Dataset rows for apps and sites:
# # # # #

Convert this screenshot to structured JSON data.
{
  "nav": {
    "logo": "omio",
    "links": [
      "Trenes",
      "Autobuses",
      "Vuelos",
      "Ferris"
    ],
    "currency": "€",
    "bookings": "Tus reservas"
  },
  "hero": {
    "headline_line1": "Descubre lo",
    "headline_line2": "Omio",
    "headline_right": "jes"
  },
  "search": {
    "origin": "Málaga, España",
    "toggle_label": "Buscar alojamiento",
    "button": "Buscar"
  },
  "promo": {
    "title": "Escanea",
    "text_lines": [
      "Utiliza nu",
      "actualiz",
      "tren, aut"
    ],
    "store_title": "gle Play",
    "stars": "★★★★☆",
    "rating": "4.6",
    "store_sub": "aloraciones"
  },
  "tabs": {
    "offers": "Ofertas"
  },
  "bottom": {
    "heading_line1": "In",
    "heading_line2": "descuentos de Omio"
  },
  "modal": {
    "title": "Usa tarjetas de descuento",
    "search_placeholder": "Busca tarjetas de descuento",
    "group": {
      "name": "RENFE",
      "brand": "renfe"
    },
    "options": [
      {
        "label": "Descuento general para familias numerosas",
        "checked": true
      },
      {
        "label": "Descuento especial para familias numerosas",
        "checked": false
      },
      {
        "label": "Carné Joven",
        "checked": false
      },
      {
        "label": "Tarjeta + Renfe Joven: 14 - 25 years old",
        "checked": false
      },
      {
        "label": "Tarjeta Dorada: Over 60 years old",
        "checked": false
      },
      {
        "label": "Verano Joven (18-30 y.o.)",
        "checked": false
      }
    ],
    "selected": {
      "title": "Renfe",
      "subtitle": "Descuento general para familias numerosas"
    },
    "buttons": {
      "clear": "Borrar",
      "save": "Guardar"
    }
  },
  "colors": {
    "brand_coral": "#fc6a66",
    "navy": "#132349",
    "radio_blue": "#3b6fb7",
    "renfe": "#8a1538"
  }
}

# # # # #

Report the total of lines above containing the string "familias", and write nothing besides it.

## Result of the exercise
3